For almost 40 years, Michael Asher has encouraged museums and art galleries to question the logic of their organizational and architectural structures

BY James Rondeau |

Exploring the currency of categories such as still life, portraiture and landscape, Shirana Shahbazi has had her photographs replicated by sign painters, woven into rugs by Iranian carpet weavers and turned into posters

From Andy Warhol to Memphis furniture and Photorealism, Simon Martin questions art’s relationship to its context

Revolutions, radical women and the shifting function of objects

Sculpture, impoverished objects and dislocation

The play between awareness and image; photographs, objects, paintings and performance

Martin Westwood creates images and objects that speak of how the language of exchange bleeds into other, more frangible realms of human experience

Matthew Brannon is an artist based in New York. His work is included in the 2008 Whitney Biennial (6 March – 1 June), and a comprehensive monograph of his work, To say the very least, will be published in May 2008 by the Art Gallery of York University, Toronto, with a text by Philip Monk.

Three artists exemplify new strategies in the production, distribution and dispersal of meaning in contemporary art

Attendance by a huge cross-section of visitors was up by 20 percent on previous years at the 2007 Venice Biennale – one of the many facts that critics chose to ignore

Yeasayer (We Are Free, 2007)

A new collection of stories by Donald Barthelme serves as a reminder of the novelist’s playful and audacious raid on the Modernist canon

Saul Anton (JRP | Ringier & Les Presses du Réel, Zurich and Dijon, 2007)

In ‘Life in Film’, an ongoing series, frieze asks artists and filmmakers to list the movies that have influenced their practice.

A new German translation of the 18th-century book that invented aesthetics highlights its relevance to contemporary practice

Michael Bracewell’s new book on Roxy Music is more than the story of a band – it’s the tale of a particularly English social and intellectual milieu

BY Peter York |

ed. Kobena Mercer (MIT Press, London and Cambridge, MA, 2007)

BY Jennifer Doyle |

eds. Ursula Marx et al. (Verso, London and New York, 2007)

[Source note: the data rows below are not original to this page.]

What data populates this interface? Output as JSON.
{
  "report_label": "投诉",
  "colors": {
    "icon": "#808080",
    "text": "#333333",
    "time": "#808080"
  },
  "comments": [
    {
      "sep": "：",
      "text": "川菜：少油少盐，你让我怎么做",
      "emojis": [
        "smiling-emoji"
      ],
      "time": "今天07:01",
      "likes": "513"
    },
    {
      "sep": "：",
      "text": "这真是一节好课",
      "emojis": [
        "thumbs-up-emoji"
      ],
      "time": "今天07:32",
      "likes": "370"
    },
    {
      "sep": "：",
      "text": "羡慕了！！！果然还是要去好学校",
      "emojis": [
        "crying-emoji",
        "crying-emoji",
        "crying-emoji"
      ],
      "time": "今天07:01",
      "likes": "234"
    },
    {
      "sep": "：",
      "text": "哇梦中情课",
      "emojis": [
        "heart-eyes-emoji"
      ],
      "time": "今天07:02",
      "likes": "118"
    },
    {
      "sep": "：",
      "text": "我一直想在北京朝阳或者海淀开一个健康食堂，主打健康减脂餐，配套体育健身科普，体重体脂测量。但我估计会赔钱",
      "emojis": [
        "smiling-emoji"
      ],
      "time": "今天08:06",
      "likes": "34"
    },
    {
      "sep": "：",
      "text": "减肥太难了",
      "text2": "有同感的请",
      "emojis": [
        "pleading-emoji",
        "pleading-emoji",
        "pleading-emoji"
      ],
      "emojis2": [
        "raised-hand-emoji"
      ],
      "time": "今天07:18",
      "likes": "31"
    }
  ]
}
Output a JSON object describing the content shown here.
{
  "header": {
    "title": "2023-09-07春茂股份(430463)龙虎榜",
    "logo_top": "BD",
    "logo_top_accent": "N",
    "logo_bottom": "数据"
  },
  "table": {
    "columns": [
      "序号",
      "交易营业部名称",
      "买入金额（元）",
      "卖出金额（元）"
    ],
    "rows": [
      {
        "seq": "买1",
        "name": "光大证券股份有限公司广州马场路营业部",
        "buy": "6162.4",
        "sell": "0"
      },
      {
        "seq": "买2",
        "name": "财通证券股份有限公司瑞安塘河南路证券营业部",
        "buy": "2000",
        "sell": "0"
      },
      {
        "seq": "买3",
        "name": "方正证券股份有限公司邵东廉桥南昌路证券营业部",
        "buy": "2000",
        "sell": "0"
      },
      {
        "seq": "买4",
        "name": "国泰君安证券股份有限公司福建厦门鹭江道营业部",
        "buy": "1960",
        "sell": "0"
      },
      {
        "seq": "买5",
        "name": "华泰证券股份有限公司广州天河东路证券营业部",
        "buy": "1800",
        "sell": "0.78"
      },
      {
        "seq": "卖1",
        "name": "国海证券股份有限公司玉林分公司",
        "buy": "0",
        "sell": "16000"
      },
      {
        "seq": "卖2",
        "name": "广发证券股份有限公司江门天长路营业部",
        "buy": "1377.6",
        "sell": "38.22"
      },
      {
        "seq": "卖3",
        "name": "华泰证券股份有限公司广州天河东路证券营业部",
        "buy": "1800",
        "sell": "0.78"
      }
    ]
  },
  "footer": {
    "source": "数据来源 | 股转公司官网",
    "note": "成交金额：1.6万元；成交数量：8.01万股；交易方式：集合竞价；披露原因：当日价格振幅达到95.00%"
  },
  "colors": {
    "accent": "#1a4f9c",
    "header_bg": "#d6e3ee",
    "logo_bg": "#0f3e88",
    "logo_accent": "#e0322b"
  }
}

Support Structure/Various artists (British Council/KwanYin Records, 2007)

Exploring how art and politics have employed the medium of gesture, from The Last Supper through Albert Speer’s ‘Cathedral of Light’ to Frances Stark’s collages

Devine & Griffiths (Anhrefn Records, 2007)

Various venues, New York, USA

BY Katie Sonnenborn |

Pitting Marcel Duchamp against Rocky Balboa in a silent struggle over the Statue of Liberty and the American Dream

BY Jörg Heiser |

Looking back over Lawrence Weiner's 40-year career, Steven Stern reviews the acclaimed artist’s first major retrospective in the USA

BY Steven Stern |

A retrospective of the artist’s work showed its radicality but paid respect to the classicism of its installations

BY Mark Godfrey |

Lower, middle or upper? Working, bourgeois or ruling? Dare we speak its name?